_Task goal_.
All of the entries must be reproduced exactly, with no images carried over.

Items from a data source:
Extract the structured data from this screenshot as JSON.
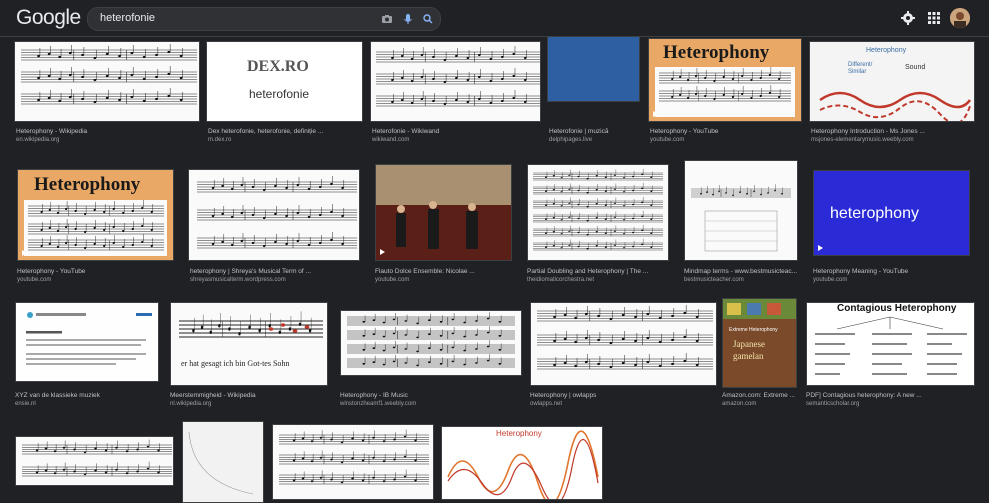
{
  "header": {
    "logo": "Google",
    "search_value": "heterofonie"
  },
  "results": [
    {
      "title": "Heterophony - Wikipedia",
      "source": "en.wikipedia.org"
    },
    {
      "title": "Dex heterofonie, heterofonie, definiție ...",
      "source": "m.dex.ro",
      "img_line1": "DEX.RO",
      "img_line2": "heterofonie"
    },
    {
      "title": "Heterofonie - Wikiwand",
      "source": "wikiwand.com"
    },
    {
      "title": "Heterofonie | muzică",
      "source": "delphipages.live"
    },
    {
      "title": "Heterophony - YouTube",
      "source": "youtube.com",
      "img_text": "Heterophony"
    },
    {
      "title": "Heterophony Introduction - Ms Jones ...",
      "source": "msjones-elementarymusic.weebly.com",
      "img_title": "Heterophony",
      "img_label1": "Different/",
      "img_label2": "Similar",
      "img_label3": "Sound"
    },
    {
      "title": "Heterophony - YouTube",
      "source": "youtube.com",
      "img_text": "Heterophony"
    },
    {
      "title": "heterophony | Shreya's Musical Term of ...",
      "source": "shreyasmusicalterm.wordpress.com"
    },
    {
      "title": "Flauto Dolce Ensemble: Nicolae ...",
      "source": "youtube.com"
    },
    {
      "title": "Partial Doubling and Heterophony | The ...",
      "source": "theidiomaticorchestra.net"
    },
    {
      "title": "Mindmap terms - www.bestmusicteac...",
      "source": "bestmusicteacher.com"
    },
    {
      "title": "Heterophony Meaning - YouTube",
      "source": "youtube.com",
      "img_text": "heterophony"
    },
    {
      "title": "XYZ van de klassieke muziek",
      "source": "ensie.nl"
    },
    {
      "title": "Meerstemmigheid - Wikipedia",
      "source": "nl.wikipedia.org",
      "img_lyric": "er hat gesagt ich bin   Got-tes Sohn"
    },
    {
      "title": "Heterophony - IB Music",
      "source": "winstonzheamf1.weebly.com"
    },
    {
      "title": "Heterophony | owlapps",
      "source": "owlapps.net"
    },
    {
      "title": "Amazon.com: Extreme ...",
      "source": "amazon.com",
      "img_line1": "Extreme Heterophony",
      "img_line2": "Japanese",
      "img_line3": "gamelan"
    },
    {
      "title": "PDF] Contagious heterophony: A new ...",
      "source": "semanticscholar.org",
      "img_title": "Contagious Heterophony"
    },
    {
      "title": "",
      "source": ""
    },
    {
      "title": "",
      "source": ""
    },
    {
      "title": "",
      "source": ""
    },
    {
      "title": "",
      "source": "",
      "img_title": "Heterophony"
    }
  ]
}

_Finished task_.
Extract the structured data from this screenshot as JSON.
{
  "header": {
    "logo": "Google",
    "search_value": "heterofonie"
  },
  "results": [
    {
      "title": "Heterophony - Wikipedia",
      "source": "en.wikipedia.org"
    },
    {
      "title": "Dex heterofonie, heterofonie, definiție ...",
      "source": "m.dex.ro",
      "img_line1": "DEX.RO",
      "img_line2": "heterofonie"
    },
    {
      "title": "Heterofonie - Wikiwand",
      "source": "wikiwand.com"
    },
    {
      "title": "Heterofonie | muzică",
      "source": "delphipages.live"
    },
    {
      "title": "Heterophony - YouTube",
      "source": "youtube.com",
      "img_text": "Heterophony"
    },
    {
      "title": "Heterophony Introduction - Ms Jones ...",
      "source": "msjones-elementarymusic.weebly.com",
      "img_title": "Heterophony",
      "img_label1": "Different/",
      "img_label2": "Similar",
      "img_label3": "Sound"
    },
    {
      "title": "Heterophony - YouTube",
      "source": "youtube.com",
      "img_text": "Heterophony"
    },
    {
      "title": "heterophony | Shreya's Musical Term of ...",
      "source": "shreyasmusicalterm.wordpress.com"
    },
    {
      "title": "Flauto Dolce Ensemble: Nicolae ...",
      "source": "youtube.com"
    },
    {
      "title": "Partial Doubling and Heterophony | The ...",
      "source": "theidiomaticorchestra.net"
    },
    {
      "title": "Mindmap terms - www.bestmusicteac...",
      "source": "bestmusicteacher.com"
    },
    {
      "title": "Heterophony Meaning - YouTube",
      "source": "youtube.com",
      "img_text": "heterophony"
    },
    {
      "title": "XYZ van de klassieke muziek",
      "source": "ensie.nl"
    },
    {
      "title": "Meerstemmigheid - Wikipedia",
      "source": "nl.wikipedia.org",
      "img_lyric": "er hat gesagt ich bin   Got-tes Sohn"
    },
    {
      "title": "Heterophony - IB Music",
      "source": "winstonzheamf1.weebly.com"
    },
    {
      "title": "Heterophony | owlapps",
      "source": "owlapps.net"
    },
    {
      "title": "Amazon.com: Extreme ...",
      "source": "amazon.com",
      "img_line1": "Extreme Heterophony",
      "img_line2": "Japanese",
      "img_line3": "gamelan"
    },
    {
      "title": "PDF] Contagious heterophony: A new ...",
      "source": "semanticscholar.org",
      "img_title": "Contagious Heterophony"
    },
    {
      "title": "",
      "source": ""
    },
    {
      "title": "",
      "source": ""
    },
    {
      "title": "",
      "source": ""
    },
    {
      "title": "",
      "source": "",
      "img_title": "Heterophony"
    }
  ]
}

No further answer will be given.